Gargi Verma
Bharati Sadarangani was under stress over her daughter’s situation, as per her son-in-law Chandan Chotrani. (Express)

In another death linked to the PMC Bank scam, a 73-year-old woman passed away due to cardiac arrest in Solapur after speaking to her Mumbai-based daughter, who has an account with the bank.

Bharati Sadarangani (73), who passed away on Sunday afternoon, was under a lot of stress over her daughter’s situation, as per her son-in-law Chandan Chotrani.

“My wife and I had accounts at the PMC Bank. All of our life savings are in the bank,” he said. The Chotranis had around Rs 2.25 crore in the bank. “My wife Hema had been sharing her worries with her mother, who called to check on us daily,” he said.

Chotrani, who lives in Mulund, had booked an international travel ticket two days before the RBI imposed restrictions on PMC Bank.

“I deal in import and export business. I had booked my tickets on September 22, so my money is stuck there. I had to arrange for funds to get accommodation there as all my money is in the bank,” he said.

Sadarangani had no history of heart-related diseases, her family said. “She was healthy and there was no indication that something like this could happen. My wife is in deep shock,” Chotrani said. He added, “The bank is ruining our lives.”

Earlier, former Jet Airways employee Sanjay Gulati (51) died on October 14, hours after he had attended a protest against PMC Bank.

Fattomal Punjabi (56) died the next day in his Mulund-based shop, also from a heart attack.

A third death was reported the same day after a 39-year-old woman committed suicide.

The fourth, reported on October 18, was of 80-year-old Muralidhar Dharra whose family couldn’t pay for his bypass surgery because of restrictions on their account.

“So many people have died and the government seems to be waiting for more people to die before doing anything.
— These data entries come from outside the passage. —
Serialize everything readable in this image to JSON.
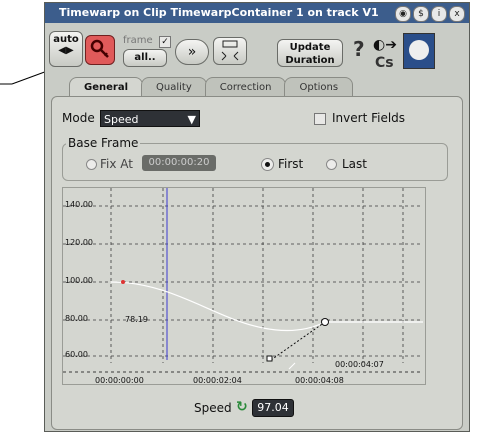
{
  "window": {
    "title": "Timewarp on Clip TimewarpContainer 1 on track V1"
  },
  "titlebar_icons": [
    "record-icon",
    "dollar-icon",
    "info-icon",
    "close-icon"
  ],
  "titlebar_glyphs": [
    "◉",
    "$",
    "i",
    "x"
  ],
  "toolbar": {
    "auto_label": "auto",
    "frame_label": "frame",
    "all_label": "all..",
    "update_duration_label": "Update\nDuration",
    "help_label": "?",
    "cs_label": "Cs"
  },
  "tabs": [
    {
      "label": "General",
      "active": true
    },
    {
      "label": "Quality",
      "active": false
    },
    {
      "label": "Correction",
      "active": false
    },
    {
      "label": "Options",
      "active": false
    }
  ],
  "general": {
    "mode_label": "Mode",
    "mode_value": "Speed",
    "invert_fields_label": "Invert Fields",
    "base_frame_label": "Base Frame",
    "fix_at_label": "Fix At",
    "fix_at_value": "00:00:00:20",
    "first_label": "First",
    "last_label": "Last",
    "selected_base": "First"
  },
  "chart_data": {
    "type": "line",
    "y_ticks": [
      "140.00",
      "120.00",
      "100.00",
      "80.00",
      "60.00"
    ],
    "x_ticks": [
      "00:00:00:00",
      "00:00:02:04",
      "00:00:04:08"
    ],
    "point_readout": "78.19",
    "keyframe_time_label": "00:00:04:07",
    "ylim": [
      50,
      150
    ],
    "colors": {
      "curve": "#ffffff",
      "playhead": "#3b3bd0",
      "grid": "#3a3a3a"
    }
  },
  "speed": {
    "label": "Speed",
    "value": "97.04"
  }
}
They are murdering all of us,” said Sriram Vera, a PMC Bank account holder. Another account holder, Deven Oberoi, said, “We are all worried about our families now. Why is nobody doing anything?”